National Council of Juvenile and Family Court Judges (NCJFCJ)
The NCJFCJ is one of the largest and oldest judicial membership organizations in the nation, serving an estimated 30,000 professionals in the juvenile and family justice system including judges, referees, commissioners, court masters and administrators, social and mental health workers, police, and probation officers. The mission of the National Council of Juvenile and Family Court Judges is to provide all judges, courts, and related agencies involved with juvenile, family, and domestic violence cases with the knowledge and skills to improve the lives of the families and children who seek justice. As part of the QIC-CT, the NCJFCJ is committed to advancing judicial understanding of recommended dependency court practice, infants, toddlers, and families in the court system, and judicial leadership for systems change.
RTI International is one of the world’s leading research institutes, dedicated to improving the human condition by turning knowledge into practice.

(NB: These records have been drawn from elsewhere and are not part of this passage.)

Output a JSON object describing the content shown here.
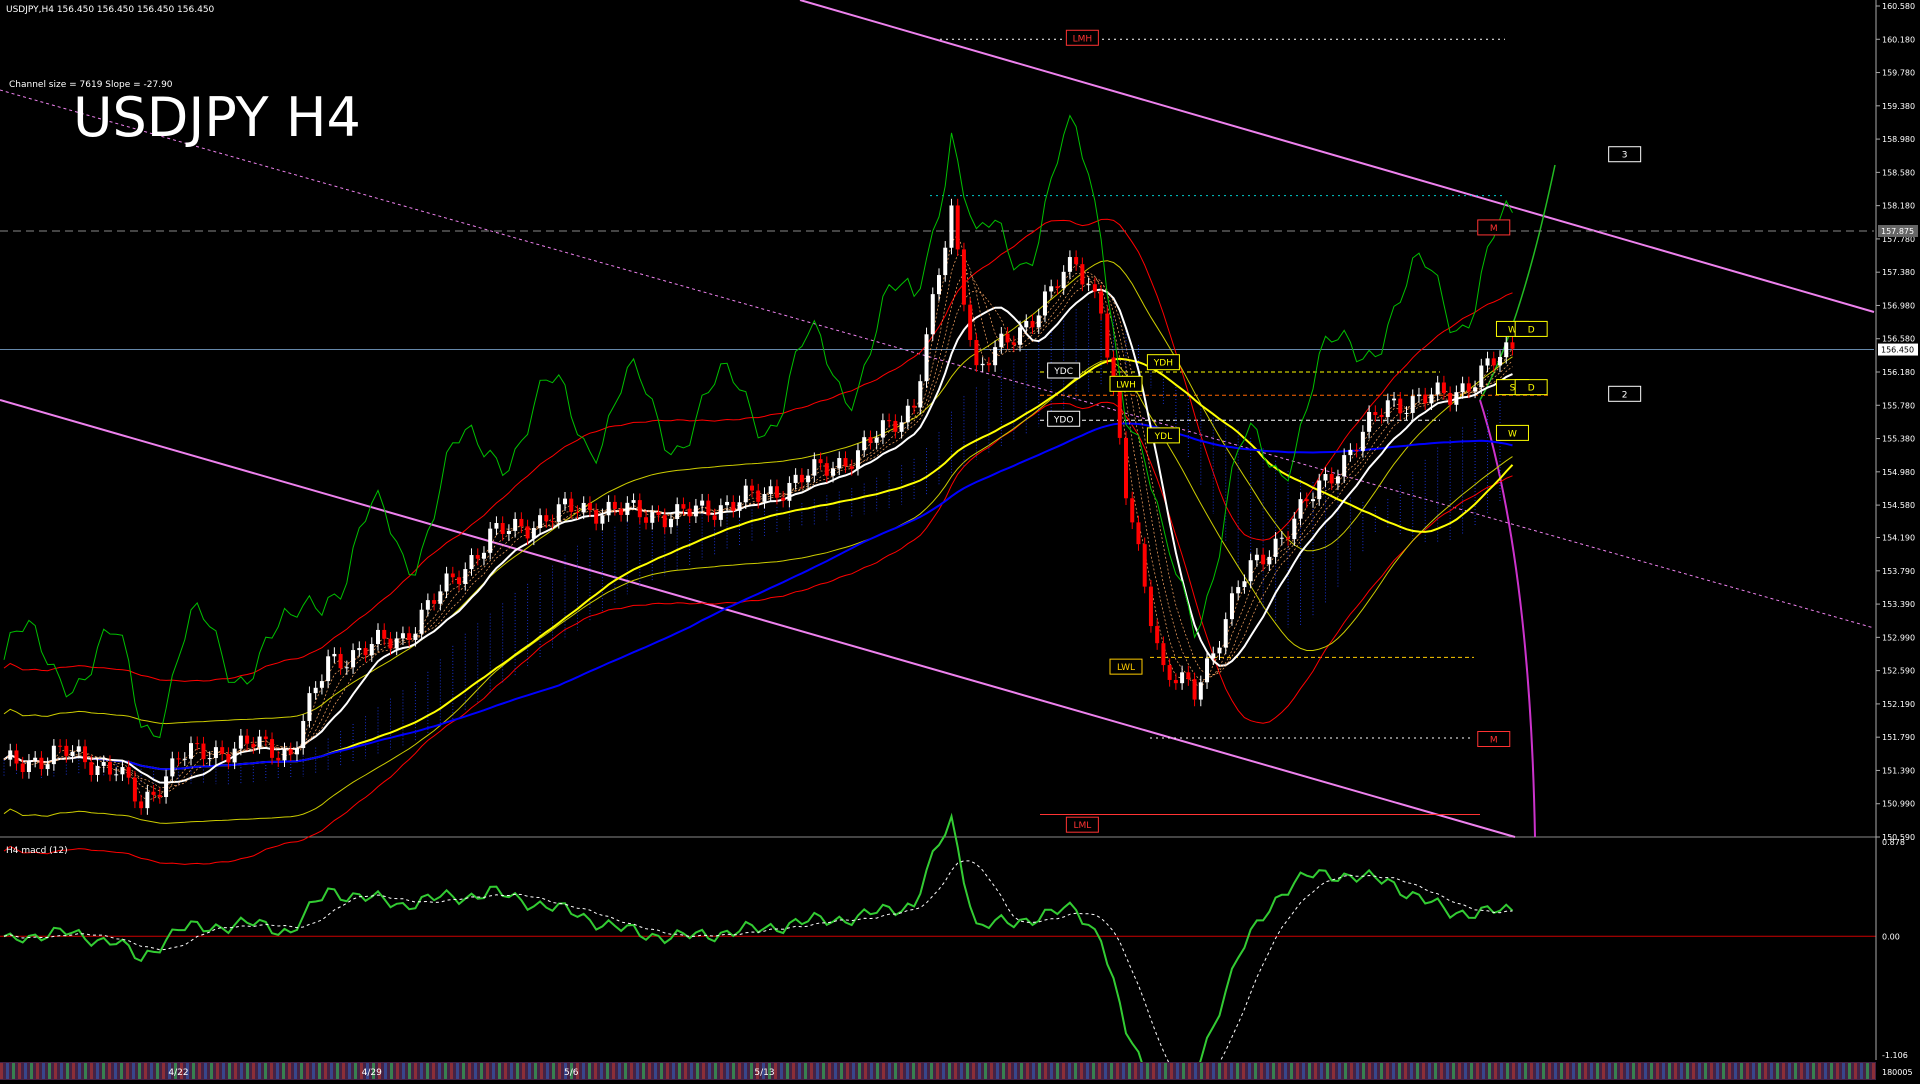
{
  "window": {
    "symbol_header": "USDJPY,H4  156.450 156.450 156.450 156.450",
    "channel_info": "Channel size = 7619 Slope = -27.90",
    "big_title": "USDJPY H4",
    "current_price": "156.450",
    "marker_price": "157.875"
  },
  "colors": {
    "background": "#000000",
    "bull_candle": "#ffffff",
    "bear_candle": "#ff0000",
    "channel": "#ee82ee",
    "cloud": "#1e3cff",
    "ma_white": "#ffffff",
    "ma_yellow": "#ffff00",
    "ma_blue": "#0000ff",
    "bollinger": "#ff0000",
    "envelope": "#cccc00",
    "green_ind": "#00c000",
    "macd_main": "#33cc33",
    "macd_neg": "#ff99aa",
    "zero_line": "#cc0000"
  },
  "chart_data": [
    {
      "type": "candlestick",
      "title": "USDJPY H4",
      "ylim": [
        150.59,
        160.58
      ],
      "y_ticks": [
        "160.580",
        "160.180",
        "159.780",
        "159.380",
        "158.980",
        "158.580",
        "158.180",
        "157.780",
        "157.380",
        "156.980",
        "156.580",
        "156.180",
        "155.780",
        "155.380",
        "154.980",
        "154.580",
        "154.190",
        "153.790",
        "153.390",
        "152.990",
        "152.590",
        "152.190",
        "151.790",
        "151.390",
        "150.990",
        "150.590"
      ],
      "x_ticks": [
        "4/22",
        "4/29",
        "5/6",
        "5/13"
      ],
      "anchors": [
        {
          "i": 0,
          "p": 151.45
        },
        {
          "i": 10,
          "p": 151.6
        },
        {
          "i": 18,
          "p": 151.4
        },
        {
          "i": 22,
          "p": 150.95
        },
        {
          "i": 28,
          "p": 151.55
        },
        {
          "i": 40,
          "p": 151.7
        },
        {
          "i": 46,
          "p": 151.6
        },
        {
          "i": 52,
          "p": 152.7
        },
        {
          "i": 64,
          "p": 153.0
        },
        {
          "i": 78,
          "p": 154.2
        },
        {
          "i": 92,
          "p": 154.55
        },
        {
          "i": 108,
          "p": 154.45
        },
        {
          "i": 122,
          "p": 154.7
        },
        {
          "i": 137,
          "p": 155.2
        },
        {
          "i": 146,
          "p": 155.8
        },
        {
          "i": 152,
          "p": 158.1
        },
        {
          "i": 156,
          "p": 156.2
        },
        {
          "i": 162,
          "p": 156.6
        },
        {
          "i": 172,
          "p": 157.5
        },
        {
          "i": 176,
          "p": 157.0
        },
        {
          "i": 180,
          "p": 154.7
        },
        {
          "i": 186,
          "p": 152.6
        },
        {
          "i": 191,
          "p": 152.3
        },
        {
          "i": 198,
          "p": 153.6
        },
        {
          "i": 208,
          "p": 154.5
        },
        {
          "i": 222,
          "p": 155.8
        },
        {
          "i": 232,
          "p": 155.9
        },
        {
          "i": 242,
          "p": 156.45
        }
      ],
      "series_names": [],
      "labels": [
        {
          "text": "LMH",
          "x": 173,
          "y": 160.18,
          "color": "#ff3333"
        },
        {
          "text": "LML",
          "x": 173,
          "y": 150.72,
          "color": "#ff3333"
        },
        {
          "text": "M",
          "x": 239,
          "y": 157.9,
          "color": "#ff3333"
        },
        {
          "text": "M",
          "x": 239,
          "y": 151.75,
          "color": "#ff3333"
        },
        {
          "text": "YDC",
          "x": 170,
          "y": 156.18,
          "color": "#ffffff"
        },
        {
          "text": "YDO",
          "x": 170,
          "y": 155.6,
          "color": "#ffffff"
        },
        {
          "text": "YDH",
          "x": 186,
          "y": 156.28,
          "color": "#ffff00"
        },
        {
          "text": "LWH",
          "x": 180,
          "y": 156.02,
          "color": "#ffff00"
        },
        {
          "text": "YDL",
          "x": 186,
          "y": 155.4,
          "color": "#ffff00"
        },
        {
          "text": "LWL",
          "x": 180,
          "y": 152.62,
          "color": "#ffcc00"
        },
        {
          "text": "W",
          "x": 242,
          "y": 156.68,
          "color": "#ffff00"
        },
        {
          "text": "D",
          "x": 245,
          "y": 156.68,
          "color": "#ffff00"
        },
        {
          "text": "S",
          "x": 242,
          "y": 155.98,
          "color": "#ffff00"
        },
        {
          "text": "D",
          "x": 245,
          "y": 155.98,
          "color": "#ffff00"
        },
        {
          "text": "W",
          "x": 242,
          "y": 155.43,
          "color": "#ffff00"
        },
        {
          "text": "3",
          "x": 260,
          "y": 158.78,
          "color": "#ffffff"
        },
        {
          "text": "2",
          "x": 260,
          "y": 155.9,
          "color": "#ffffff"
        }
      ]
    },
    {
      "type": "line",
      "title": "H4  macd (12)",
      "ylim": [
        -1.106,
        0.878
      ],
      "y_ticks": [
        "0.878",
        "0.00",
        "-1.106"
      ],
      "zero_label": "0.00"
    }
  ],
  "bottom_label": "180005"
}
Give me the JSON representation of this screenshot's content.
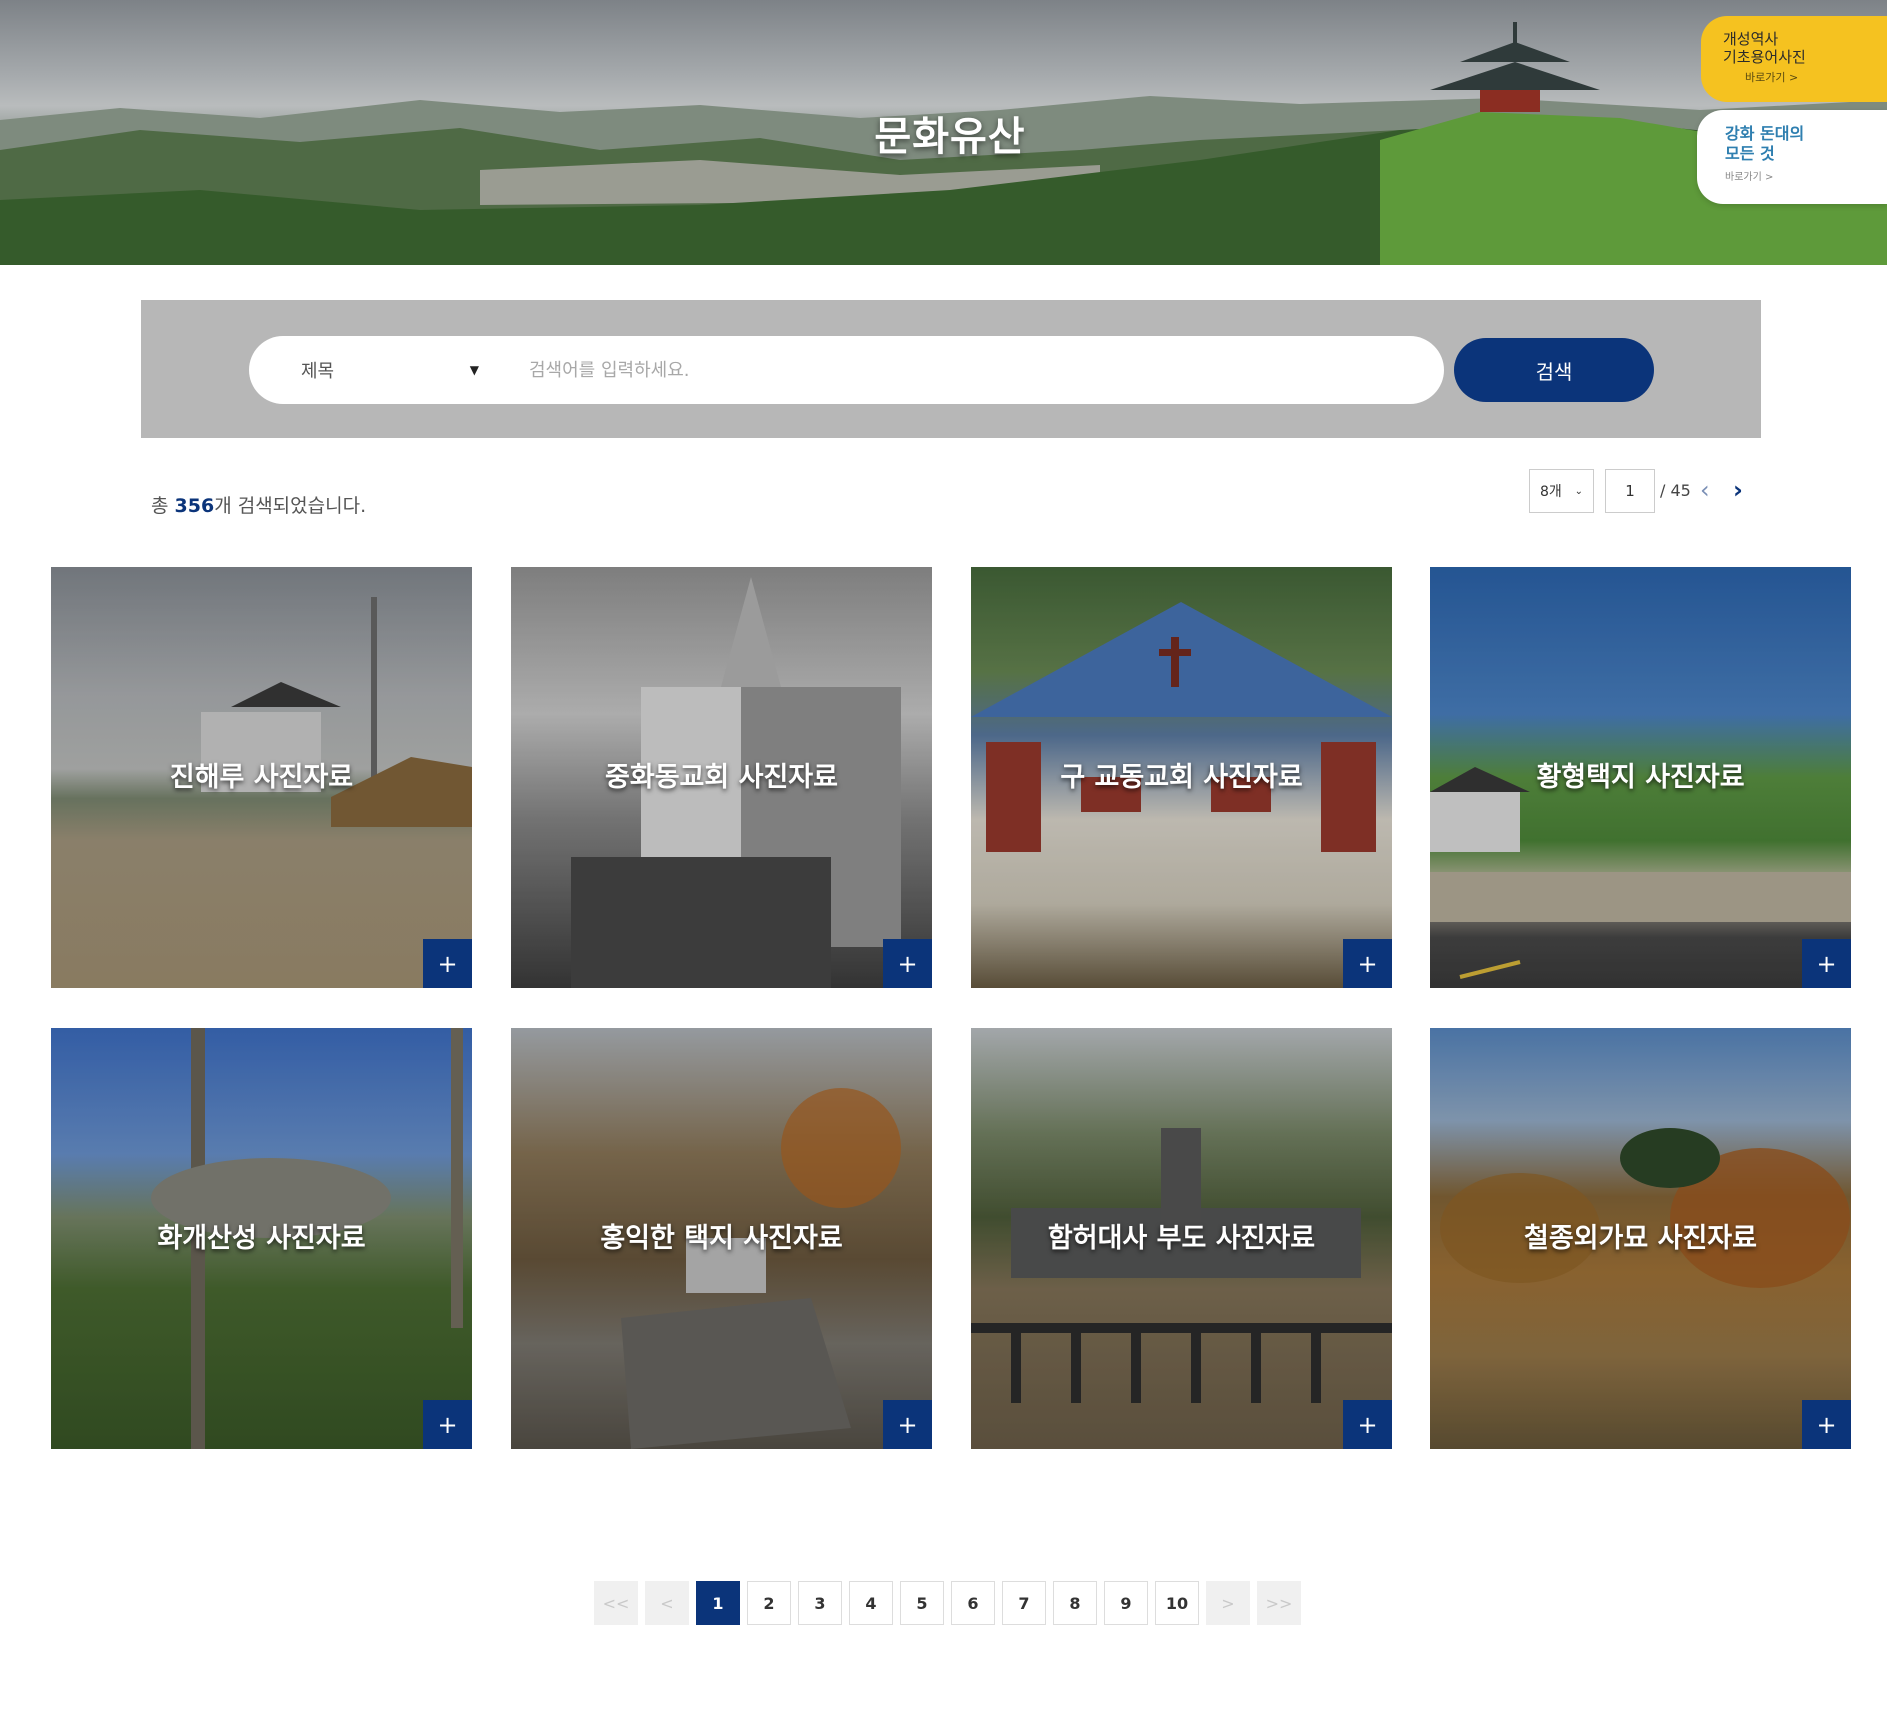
{
  "hero": {
    "title": "문화유산"
  },
  "quick_links": [
    {
      "line1": "개성역사",
      "line2": "기초용어사진",
      "go": "바로가기 >"
    },
    {
      "line1": "강화 돈대의",
      "line2": "모든 것",
      "go": "바로가기 >"
    }
  ],
  "search": {
    "field_select": "제목",
    "placeholder": "검색어를 입력하세요.",
    "button_label": "검색"
  },
  "results": {
    "prefix": "총 ",
    "count": "356",
    "suffix": "개 검색되었습니다."
  },
  "pager": {
    "per_page": "8개",
    "current_page": "1",
    "total_pages": "/ 45",
    "prev_icon": "‹",
    "next_icon": "›"
  },
  "cards": [
    {
      "title": "진해루 사진자료",
      "plus": "+"
    },
    {
      "title": "중화동교회 사진자료",
      "plus": "+"
    },
    {
      "title": "구 교동교회 사진자료",
      "plus": "+"
    },
    {
      "title": "황형택지 사진자료",
      "plus": "+"
    },
    {
      "title": "화개산성 사진자료",
      "plus": "+"
    },
    {
      "title": "홍익한 택지 사진자료",
      "plus": "+"
    },
    {
      "title": "함허대사 부도 사진자료",
      "plus": "+"
    },
    {
      "title": "철종외가묘 사진자료",
      "plus": "+"
    }
  ],
  "pagination": {
    "first": "<<",
    "prev": "<",
    "pages": [
      "1",
      "2",
      "3",
      "4",
      "5",
      "6",
      "7",
      "8",
      "9",
      "10"
    ],
    "next": ">",
    "last": ">>",
    "current": "1"
  },
  "colors": {
    "accent": "#0b347a",
    "quick_yellow": "#f5c220",
    "search_bg": "#b7b7b7"
  }
}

Our staff of more than 3,700 provides research and technical services to governments and businesses in more than 75 countries in the areas of health and pharmaceuticals, education and training, surveys and statistics, advanced technology, international development, economic and social policy, energy and the environment, and laboratory testing and chemical analysis.